A prime area of Indianapolis that has sat dormant for years could soon host one of the largest privately funded construction projects in The Hoosier State’s history.

A prime area of Indianapolis that has sat dormant for years could soon host one of the largest privately funded construction projects in The Hoosier State’s history.

Full House Resorts Proposes $650 Million Development for Indianapolis

Full House Resorts Proposes $650 Million Development for Indianapolis

Full House Resorts Inc., a Las Vegas-based company that owns the Rising Sun Casino Resort in Indiana, has unveiled plans to develop American Place, a $650 million casino and retail complex slated to rise on 135 acres of land near the old Indianapolis International terminal.

The proposal came in response to the Indianapolis International Airport’s “Land Use Initiative” RFP. After conducting a review of its land holdings, the organization decided to bring several hundred acres to the market for sale or lease for non-aviation purposes.

If approved, American Place will feature Indiana’s smallest casino, as well as 700,000 square feet of retail space, residential condominiums, a small 25-villa boutique hotel, a conference and performance center, offices, restaurants, a movie theater with moving seats and a health club. Plans also call for a central square surrounded by a unique fountain and offering 3D imaging experience, and a seasonal plaza with ice skating, as well as a European Christmas market in the winter and landscaped gardens and forests in the summer.

An independent third-party study estimated that the project would generate approximately $85 million annually in new state and local taxes, create about 4,000 permanent jobs and attract 10 to 15 million visitors per year.
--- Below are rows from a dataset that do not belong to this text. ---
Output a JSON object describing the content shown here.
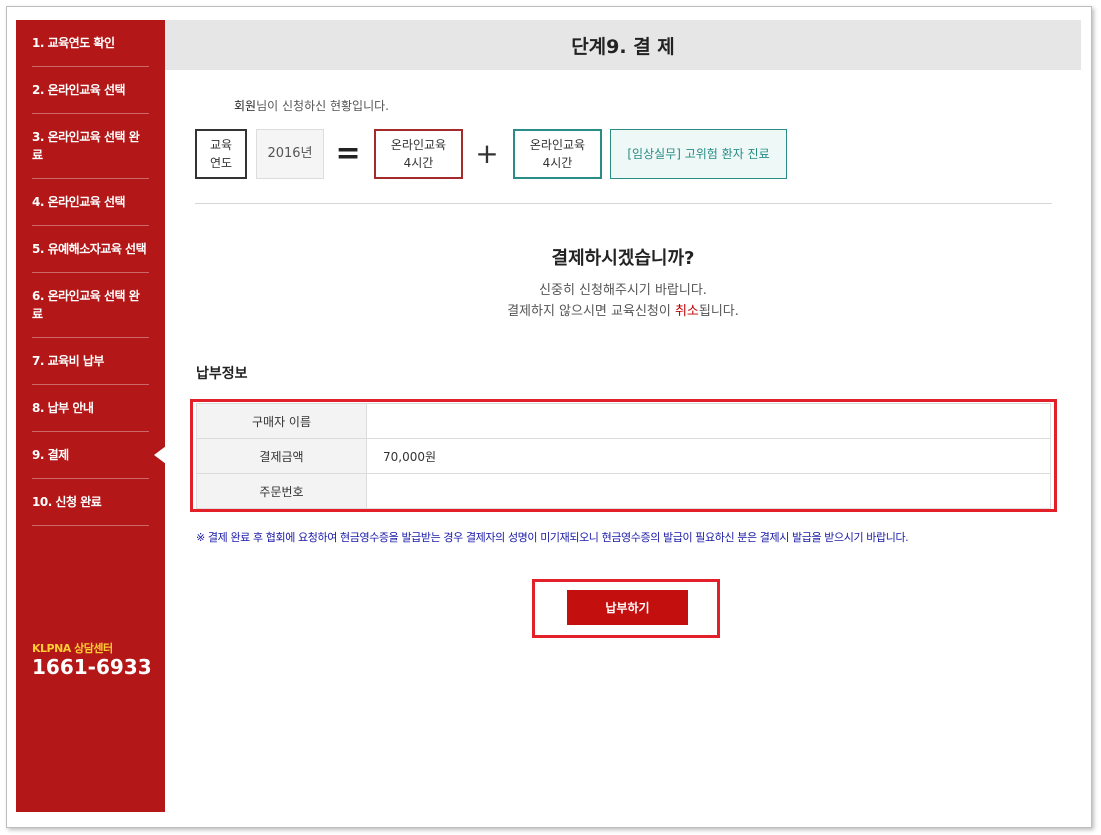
{
  "sidebar": {
    "items": [
      {
        "label": "1. 교육연도 확인"
      },
      {
        "label": "2. 온라인교육 선택"
      },
      {
        "label": "3. 온라인교육 선택 완료"
      },
      {
        "label": "4. 온라인교육 선택"
      },
      {
        "label": "5. 유예해소자교육 선택"
      },
      {
        "label": "6. 온라인교육 선택 완료"
      },
      {
        "label": "7. 교육비 납부"
      },
      {
        "label": "8. 납부 안내"
      },
      {
        "label": "9. 결제"
      },
      {
        "label": "10. 신청 완료"
      }
    ],
    "active_index": 8,
    "support_label": "KLPNA 상담센터",
    "support_phone": "1661-6933"
  },
  "header": {
    "title": "단계9. 결 제"
  },
  "greeting": {
    "name": "회원",
    "text": "님이 신청하신 현황입니다."
  },
  "status": {
    "year_label_line1": "교육",
    "year_label_line2": "연도",
    "year_value": "2016년",
    "equals": "=",
    "online_total_line1": "온라인교육",
    "online_total_line2": "4시간",
    "plus": "+",
    "online_item_line1": "온라인교육",
    "online_item_line2": "4시간",
    "course_name": "[임상실무] 고위험 환자 진료"
  },
  "confirm": {
    "title": "결제하시겠습니까?",
    "line1": "신중히 신청해주시기 바랍니다.",
    "line2_pre": "결제하지 않으시면 교육신청이 ",
    "line2_highlight": "취소",
    "line2_post": "됩니다."
  },
  "payment": {
    "section_title": "납부정보",
    "rows": [
      {
        "label": "구매자 이름",
        "value": ""
      },
      {
        "label": "결제금액",
        "value": "70,000원"
      },
      {
        "label": "주문번호",
        "value": ""
      }
    ]
  },
  "notice": "※ 결제 완료 후 협회에 요청하여 현금영수증을 발급받는 경우 결제자의 성명이 미기재되오니 현금영수증의 발급이 필요하신 분은 결제시 발급을 받으시기 바랍니다.",
  "pay_button": {
    "label": "납부하기"
  },
  "colors": {
    "sidebar_bg": "#b31717",
    "accent_red": "#c40f0f",
    "teal": "#2a8c86",
    "highlight_outline": "#e3202a"
  }
}
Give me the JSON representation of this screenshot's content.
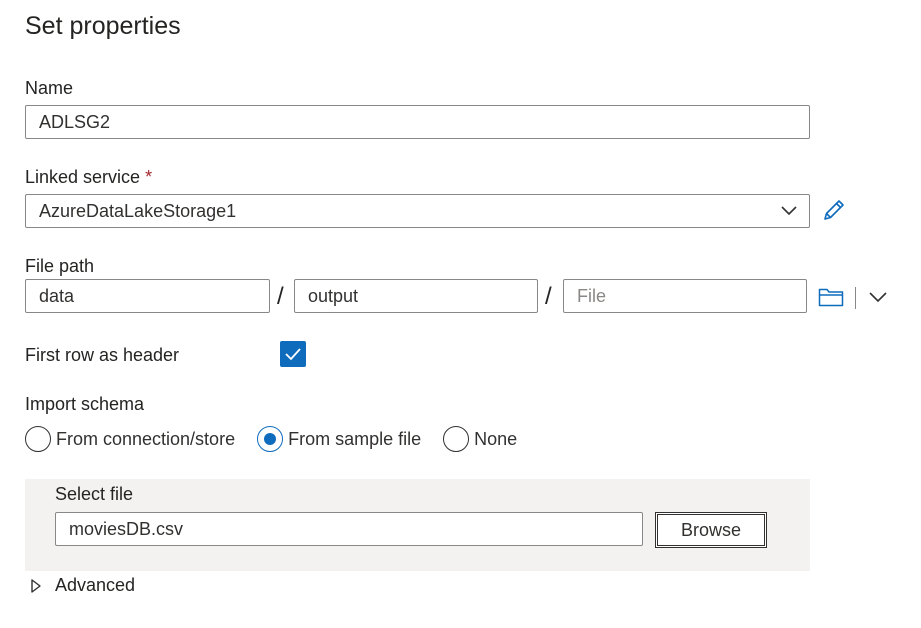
{
  "page": {
    "title": "Set properties"
  },
  "name_field": {
    "label": "Name",
    "value": "ADLSG2"
  },
  "linked_service": {
    "label": "Linked service",
    "required_marker": "*",
    "value": "AzureDataLakeStorage1"
  },
  "file_path": {
    "label": "File path",
    "container_value": "data",
    "separator": "/",
    "directory_value": "output",
    "file_placeholder": "File"
  },
  "first_row_header": {
    "label": "First row as header",
    "checked": true
  },
  "import_schema": {
    "label": "Import schema",
    "options": [
      {
        "label": "From connection/store",
        "selected": false
      },
      {
        "label": "From sample file",
        "selected": true
      },
      {
        "label": "None",
        "selected": false
      }
    ]
  },
  "select_file": {
    "label": "Select file",
    "value": "moviesDB.csv",
    "browse_label": "Browse"
  },
  "advanced": {
    "label": "Advanced",
    "expanded": false
  },
  "colors": {
    "accent": "#0f6cbd",
    "required": "#a4262c",
    "panel_bg": "#f3f2f1",
    "border": "#8a8886"
  }
}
Furthermore, according to the Indianapolis Business Journal, about 2,000 workers would be needed during the development’s three-year construction schedule.

In order to move forward, the project will require approval from the Airport Authority as landlord and the modification of gaming legislation by the Indiana legislature that would allow Full House to relocate a portion of its 1,400 underutilized gaming machines and 60 gaming tables from Rising Sun to Indianapolis.

“We are proposing to relocate approximately half of the gaming capacity from our over-supplied existing casino in Rising Sun, so as to not increase the number of authorized gaming positions within Indiana,” Daniel Lee, CEO of Full House Resorts, said in prepared remarks.

Rendering via americanplace.us